GIVEN INFORMATION —
*** Block opens ***

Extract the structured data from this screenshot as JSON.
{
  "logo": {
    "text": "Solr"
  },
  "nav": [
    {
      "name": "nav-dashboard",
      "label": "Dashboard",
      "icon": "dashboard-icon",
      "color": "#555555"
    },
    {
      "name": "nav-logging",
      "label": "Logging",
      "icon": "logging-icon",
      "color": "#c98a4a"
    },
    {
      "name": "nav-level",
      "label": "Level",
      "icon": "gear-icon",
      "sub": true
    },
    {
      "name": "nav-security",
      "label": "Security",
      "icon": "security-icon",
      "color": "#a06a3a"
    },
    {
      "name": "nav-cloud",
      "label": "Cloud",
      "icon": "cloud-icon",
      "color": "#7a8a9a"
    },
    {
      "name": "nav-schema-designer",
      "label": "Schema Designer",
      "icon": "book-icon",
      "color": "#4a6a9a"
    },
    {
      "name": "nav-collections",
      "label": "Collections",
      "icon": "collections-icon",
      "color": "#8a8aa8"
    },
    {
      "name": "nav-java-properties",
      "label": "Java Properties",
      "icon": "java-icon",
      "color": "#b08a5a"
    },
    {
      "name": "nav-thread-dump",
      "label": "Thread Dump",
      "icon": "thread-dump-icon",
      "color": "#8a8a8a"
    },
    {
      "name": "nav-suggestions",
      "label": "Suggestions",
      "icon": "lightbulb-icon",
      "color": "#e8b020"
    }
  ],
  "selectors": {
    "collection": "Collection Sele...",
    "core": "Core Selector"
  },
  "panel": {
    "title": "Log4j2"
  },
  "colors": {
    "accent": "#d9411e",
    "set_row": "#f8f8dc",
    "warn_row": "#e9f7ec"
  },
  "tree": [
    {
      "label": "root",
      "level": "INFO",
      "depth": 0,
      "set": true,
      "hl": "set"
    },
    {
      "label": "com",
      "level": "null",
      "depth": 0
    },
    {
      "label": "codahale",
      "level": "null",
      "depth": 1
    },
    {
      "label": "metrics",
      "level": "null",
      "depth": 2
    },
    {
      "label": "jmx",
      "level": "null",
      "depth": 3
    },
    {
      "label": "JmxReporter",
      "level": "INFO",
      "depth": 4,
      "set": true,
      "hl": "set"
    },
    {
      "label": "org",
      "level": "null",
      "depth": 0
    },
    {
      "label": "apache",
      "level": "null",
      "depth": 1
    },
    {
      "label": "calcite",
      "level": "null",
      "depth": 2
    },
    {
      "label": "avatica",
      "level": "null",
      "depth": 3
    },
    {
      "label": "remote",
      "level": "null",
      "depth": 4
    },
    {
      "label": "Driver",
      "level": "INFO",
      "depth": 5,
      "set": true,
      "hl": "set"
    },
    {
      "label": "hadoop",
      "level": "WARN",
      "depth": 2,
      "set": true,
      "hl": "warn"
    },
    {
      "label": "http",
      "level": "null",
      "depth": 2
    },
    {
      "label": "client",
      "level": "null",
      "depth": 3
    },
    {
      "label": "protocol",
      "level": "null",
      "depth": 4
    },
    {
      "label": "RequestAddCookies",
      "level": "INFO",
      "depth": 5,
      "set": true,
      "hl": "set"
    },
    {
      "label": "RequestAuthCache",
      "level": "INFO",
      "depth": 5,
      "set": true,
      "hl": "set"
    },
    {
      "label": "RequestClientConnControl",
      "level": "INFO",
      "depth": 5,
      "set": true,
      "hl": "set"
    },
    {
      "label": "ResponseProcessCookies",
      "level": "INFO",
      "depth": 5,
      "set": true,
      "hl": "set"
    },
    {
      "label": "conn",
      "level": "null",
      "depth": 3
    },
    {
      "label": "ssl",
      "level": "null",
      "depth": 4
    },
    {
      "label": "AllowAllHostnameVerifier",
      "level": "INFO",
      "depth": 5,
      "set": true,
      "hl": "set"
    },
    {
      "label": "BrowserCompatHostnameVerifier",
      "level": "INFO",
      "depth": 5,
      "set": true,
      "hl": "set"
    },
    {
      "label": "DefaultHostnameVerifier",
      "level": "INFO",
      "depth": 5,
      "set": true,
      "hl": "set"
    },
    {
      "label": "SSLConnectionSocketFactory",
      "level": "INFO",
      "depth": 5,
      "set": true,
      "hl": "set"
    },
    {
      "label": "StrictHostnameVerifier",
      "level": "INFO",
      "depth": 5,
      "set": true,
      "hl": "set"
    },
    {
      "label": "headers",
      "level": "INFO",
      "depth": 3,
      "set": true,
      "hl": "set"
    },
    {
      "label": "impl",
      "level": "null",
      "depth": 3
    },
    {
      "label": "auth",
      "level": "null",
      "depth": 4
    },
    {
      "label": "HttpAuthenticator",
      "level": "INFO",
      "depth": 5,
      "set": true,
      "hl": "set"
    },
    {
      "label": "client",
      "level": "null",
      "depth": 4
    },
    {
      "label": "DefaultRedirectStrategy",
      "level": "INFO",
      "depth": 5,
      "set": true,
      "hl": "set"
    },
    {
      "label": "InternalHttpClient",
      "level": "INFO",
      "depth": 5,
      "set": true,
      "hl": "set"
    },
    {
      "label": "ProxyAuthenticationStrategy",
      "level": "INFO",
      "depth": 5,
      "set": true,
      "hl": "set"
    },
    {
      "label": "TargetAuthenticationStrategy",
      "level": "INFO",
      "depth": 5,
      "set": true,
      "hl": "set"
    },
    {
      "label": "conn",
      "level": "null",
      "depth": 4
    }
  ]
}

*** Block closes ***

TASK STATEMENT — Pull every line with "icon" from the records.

RESULT —
      "icon": "dashboard-icon",
      "icon": "logging-icon",
      "icon": "gear-icon",
      "icon": "security-icon",
      "icon": "cloud-icon",
      "icon": "book-icon",
      "icon": "collections-icon",
      "icon": "java-icon",
      "icon": "thread-dump-icon",
      "icon": "lightbulb-icon",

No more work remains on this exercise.